* WHAT YOU WILL DO: Having read the entries, repeat all of them exactly.

* Dataset records:
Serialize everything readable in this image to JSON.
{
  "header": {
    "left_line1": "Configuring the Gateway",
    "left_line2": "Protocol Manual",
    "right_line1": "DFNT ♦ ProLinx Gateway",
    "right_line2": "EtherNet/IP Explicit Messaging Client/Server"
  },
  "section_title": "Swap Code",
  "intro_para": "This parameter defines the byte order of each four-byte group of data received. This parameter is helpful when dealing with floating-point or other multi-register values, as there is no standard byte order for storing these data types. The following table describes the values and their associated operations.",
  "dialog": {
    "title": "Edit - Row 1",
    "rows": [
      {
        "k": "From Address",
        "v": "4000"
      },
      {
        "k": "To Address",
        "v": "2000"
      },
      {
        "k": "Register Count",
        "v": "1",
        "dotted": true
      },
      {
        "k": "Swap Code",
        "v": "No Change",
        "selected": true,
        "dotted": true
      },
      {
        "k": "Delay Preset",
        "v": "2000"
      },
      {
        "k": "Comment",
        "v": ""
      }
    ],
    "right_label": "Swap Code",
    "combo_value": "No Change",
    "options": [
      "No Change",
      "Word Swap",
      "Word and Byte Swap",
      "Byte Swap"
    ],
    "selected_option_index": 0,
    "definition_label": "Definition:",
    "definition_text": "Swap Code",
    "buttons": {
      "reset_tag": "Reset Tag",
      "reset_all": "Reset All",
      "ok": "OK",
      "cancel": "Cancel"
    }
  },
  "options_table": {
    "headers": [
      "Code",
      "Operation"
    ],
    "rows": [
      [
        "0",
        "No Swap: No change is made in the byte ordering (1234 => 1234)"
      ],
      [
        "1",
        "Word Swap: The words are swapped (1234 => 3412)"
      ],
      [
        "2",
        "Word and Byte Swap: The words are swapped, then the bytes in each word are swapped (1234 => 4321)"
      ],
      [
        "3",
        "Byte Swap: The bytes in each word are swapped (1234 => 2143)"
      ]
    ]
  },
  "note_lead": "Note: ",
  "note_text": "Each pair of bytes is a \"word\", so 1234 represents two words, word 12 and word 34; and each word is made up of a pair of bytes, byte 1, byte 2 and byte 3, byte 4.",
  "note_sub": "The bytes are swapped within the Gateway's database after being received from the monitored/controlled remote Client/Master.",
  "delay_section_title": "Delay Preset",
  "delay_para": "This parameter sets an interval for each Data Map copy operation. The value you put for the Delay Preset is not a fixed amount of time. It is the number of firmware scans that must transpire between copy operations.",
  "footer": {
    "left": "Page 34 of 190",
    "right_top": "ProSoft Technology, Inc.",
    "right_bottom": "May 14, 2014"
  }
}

* OUTPUT FOR THIS TASK:
Serialize everything readable in this image to JSON.
{
  "header": {
    "left_line1": "Configuring the Gateway",
    "left_line2": "Protocol Manual",
    "right_line1": "DFNT ♦ ProLinx Gateway",
    "right_line2": "EtherNet/IP Explicit Messaging Client/Server"
  },
  "section_title": "Swap Code",
  "intro_para": "This parameter defines the byte order of each four-byte group of data received. This parameter is helpful when dealing with floating-point or other multi-register values, as there is no standard byte order for storing these data types. The following table describes the values and their associated operations.",
  "dialog": {
    "title": "Edit - Row 1",
    "rows": [
      {
        "k": "From Address",
        "v": "4000"
      },
      {
        "k": "To Address",
        "v": "2000"
      },
      {
        "k": "Register Count",
        "v": "1",
        "dotted": true
      },
      {
        "k": "Swap Code",
        "v": "No Change",
        "selected": true,
        "dotted": true
      },
      {
        "k": "Delay Preset",
        "v": "2000"
      },
      {
        "k": "Comment",
        "v": ""
      }
    ],
    "right_label": "Swap Code",
    "combo_value": "No Change",
    "options": [
      "No Change",
      "Word Swap",
      "Word and Byte Swap",
      "Byte Swap"
    ],
    "selected_option_index": 0,
    "definition_label": "Definition:",
    "definition_text": "Swap Code",
    "buttons": {
      "reset_tag": "Reset Tag",
      "reset_all": "Reset All",
      "ok": "OK",
      "cancel": "Cancel"
    }
  },
  "options_table": {
    "headers": [
      "Code",
      "Operation"
    ],
    "rows": [
      [
        "0",
        "No Swap: No change is made in the byte ordering (1234 => 1234)"
      ],
      [
        "1",
        "Word Swap: The words are swapped (1234 => 3412)"
      ],
      [
        "2",
        "Word and Byte Swap: The words are swapped, then the bytes in each word are swapped (1234 => 4321)"
      ],
      [
        "3",
        "Byte Swap: The bytes in each word are swapped (1234 => 2143)"
      ]
    ]
  },
  "note_lead": "Note: ",
  "note_text": "Each pair of bytes is a \"word\", so 1234 represents two words, word 12 and word 34; and each word is made up of a pair of bytes, byte 1, byte 2 and byte 3, byte 4.",
  "note_sub": "The bytes are swapped within the Gateway's database after being received from the monitored/controlled remote Client/Master.",
  "delay_section_title": "Delay Preset",
  "delay_para": "This parameter sets an interval for each Data Map copy operation. The value you put for the Delay Preset is not a fixed amount of time. It is the number of firmware scans that must transpire between copy operations.",
  "footer": {
    "left": "Page 34 of 190",
    "right_top": "ProSoft Technology, Inc.",
    "right_bottom": "May 14, 2014"
  }
}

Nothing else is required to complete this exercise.